EXERCISE INSTRUCTIONS
Nothing but an exact reproduction of the records, pictures excluded, should be returned.

RECORDS PROVIDED
[Start of Attachment]
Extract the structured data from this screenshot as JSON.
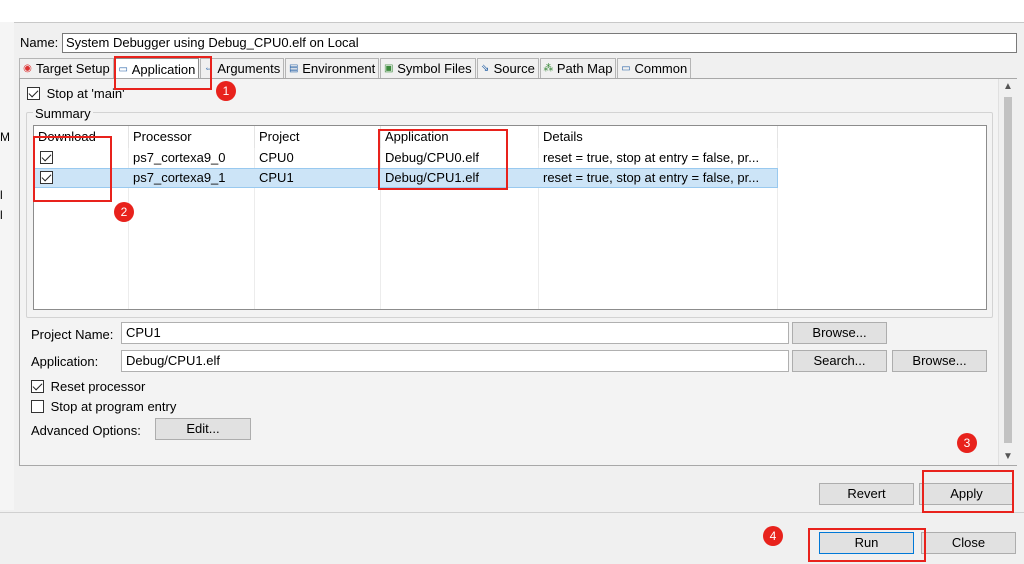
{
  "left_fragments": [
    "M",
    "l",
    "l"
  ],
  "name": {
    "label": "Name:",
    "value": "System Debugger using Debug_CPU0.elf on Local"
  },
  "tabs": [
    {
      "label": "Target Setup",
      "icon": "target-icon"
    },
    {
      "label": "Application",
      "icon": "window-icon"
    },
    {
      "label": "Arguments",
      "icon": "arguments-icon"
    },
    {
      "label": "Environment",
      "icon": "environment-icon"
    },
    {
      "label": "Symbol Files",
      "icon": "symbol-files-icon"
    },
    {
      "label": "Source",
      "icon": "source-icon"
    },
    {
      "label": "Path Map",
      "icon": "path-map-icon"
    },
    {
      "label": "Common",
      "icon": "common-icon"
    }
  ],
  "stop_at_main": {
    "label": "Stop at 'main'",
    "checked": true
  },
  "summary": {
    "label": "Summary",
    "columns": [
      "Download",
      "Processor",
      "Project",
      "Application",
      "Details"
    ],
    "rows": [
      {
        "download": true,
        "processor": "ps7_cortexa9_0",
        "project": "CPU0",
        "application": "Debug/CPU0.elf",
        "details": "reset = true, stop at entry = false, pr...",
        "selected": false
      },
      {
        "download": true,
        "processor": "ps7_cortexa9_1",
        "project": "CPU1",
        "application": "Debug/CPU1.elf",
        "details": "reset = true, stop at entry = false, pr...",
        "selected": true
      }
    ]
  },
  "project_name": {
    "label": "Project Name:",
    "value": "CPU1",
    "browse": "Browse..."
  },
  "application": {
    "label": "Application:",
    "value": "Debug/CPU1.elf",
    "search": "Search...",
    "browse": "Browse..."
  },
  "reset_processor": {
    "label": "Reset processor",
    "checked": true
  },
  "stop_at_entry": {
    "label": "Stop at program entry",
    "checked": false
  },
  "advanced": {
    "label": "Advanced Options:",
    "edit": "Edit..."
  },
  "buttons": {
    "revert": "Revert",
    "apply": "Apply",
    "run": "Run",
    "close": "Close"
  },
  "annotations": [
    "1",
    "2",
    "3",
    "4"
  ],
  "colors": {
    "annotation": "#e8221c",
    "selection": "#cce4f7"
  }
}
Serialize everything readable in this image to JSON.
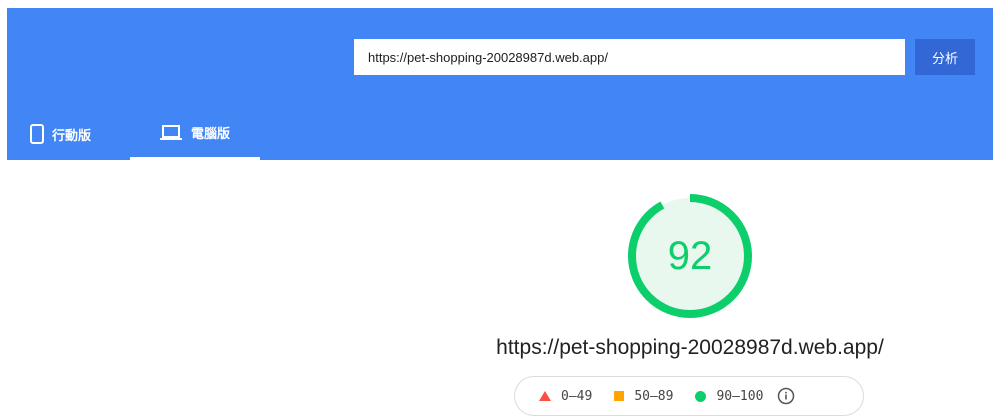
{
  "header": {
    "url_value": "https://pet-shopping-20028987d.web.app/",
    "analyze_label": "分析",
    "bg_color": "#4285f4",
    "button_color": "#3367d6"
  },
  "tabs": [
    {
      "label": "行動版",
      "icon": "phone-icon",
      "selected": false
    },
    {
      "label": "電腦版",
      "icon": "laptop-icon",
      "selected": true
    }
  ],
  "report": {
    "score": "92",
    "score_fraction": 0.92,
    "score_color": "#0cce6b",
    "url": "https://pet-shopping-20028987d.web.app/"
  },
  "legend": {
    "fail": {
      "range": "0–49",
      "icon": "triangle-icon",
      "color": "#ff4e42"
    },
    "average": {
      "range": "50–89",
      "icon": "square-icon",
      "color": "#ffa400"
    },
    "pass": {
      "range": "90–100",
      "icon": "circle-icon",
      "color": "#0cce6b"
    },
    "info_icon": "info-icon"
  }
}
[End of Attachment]
ANSWER BELOW
Extract the structured data from this screenshot as JSON.
{
  "left_fragments": [
    "M",
    "l",
    "l"
  ],
  "name": {
    "label": "Name:",
    "value": "System Debugger using Debug_CPU0.elf on Local"
  },
  "tabs": [
    {
      "label": "Target Setup",
      "icon": "target-icon"
    },
    {
      "label": "Application",
      "icon": "window-icon"
    },
    {
      "label": "Arguments",
      "icon": "arguments-icon"
    },
    {
      "label": "Environment",
      "icon": "environment-icon"
    },
    {
      "label": "Symbol Files",
      "icon": "symbol-files-icon"
    },
    {
      "label": "Source",
      "icon": "source-icon"
    },
    {
      "label": "Path Map",
      "icon": "path-map-icon"
    },
    {
      "label": "Common",
      "icon": "common-icon"
    }
  ],
  "stop_at_main": {
    "label": "Stop at 'main'",
    "checked": true
  },
  "summary": {
    "label": "Summary",
    "columns": [
      "Download",
      "Processor",
      "Project",
      "Application",
      "Details"
    ],
    "rows": [
      {
        "download": true,
        "processor": "ps7_cortexa9_0",
        "project": "CPU0",
        "application": "Debug/CPU0.elf",
        "details": "reset = true, stop at entry = false, pr...",
        "selected": false
      },
      {
        "download": true,
        "processor": "ps7_cortexa9_1",
        "project": "CPU1",
        "application": "Debug/CPU1.elf",
        "details": "reset = true, stop at entry = false, pr...",
        "selected": true
      }
    ]
  },
  "project_name": {
    "label": "Project Name:",
    "value": "CPU1",
    "browse": "Browse..."
  },
  "application": {
    "label": "Application:",
    "value": "Debug/CPU1.elf",
    "search": "Search...",
    "browse": "Browse..."
  },
  "reset_processor": {
    "label": "Reset processor",
    "checked": true
  },
  "stop_at_entry": {
    "label": "Stop at program entry",
    "checked": false
  },
  "advanced": {
    "label": "Advanced Options:",
    "edit": "Edit..."
  },
  "buttons": {
    "revert": "Revert",
    "apply": "Apply",
    "run": "Run",
    "close": "Close"
  },
  "annotations": [
    "1",
    "2",
    "3",
    "4"
  ],
  "colors": {
    "annotation": "#e8221c",
    "selection": "#cce4f7"
  }
}
Serialize everything readable in this image to JSON.
{
  "header": {
    "url_value": "https://pet-shopping-20028987d.web.app/",
    "analyze_label": "分析",
    "bg_color": "#4285f4",
    "button_color": "#3367d6"
  },
  "tabs": [
    {
      "label": "行動版",
      "icon": "phone-icon",
      "selected": false
    },
    {
      "label": "電腦版",
      "icon": "laptop-icon",
      "selected": true
    }
  ],
  "report": {
    "score": "92",
    "score_fraction": 0.92,
    "score_color": "#0cce6b",
    "url": "https://pet-shopping-20028987d.web.app/"
  },
  "legend": {
    "fail": {
      "range": "0–49",
      "icon": "triangle-icon",
      "color": "#ff4e42"
    },
    "average": {
      "range": "50–89",
      "icon": "square-icon",
      "color": "#ffa400"
    },
    "pass": {
      "range": "90–100",
      "icon": "circle-icon",
      "color": "#0cce6b"
    },
    "info_icon": "info-icon"
  }
}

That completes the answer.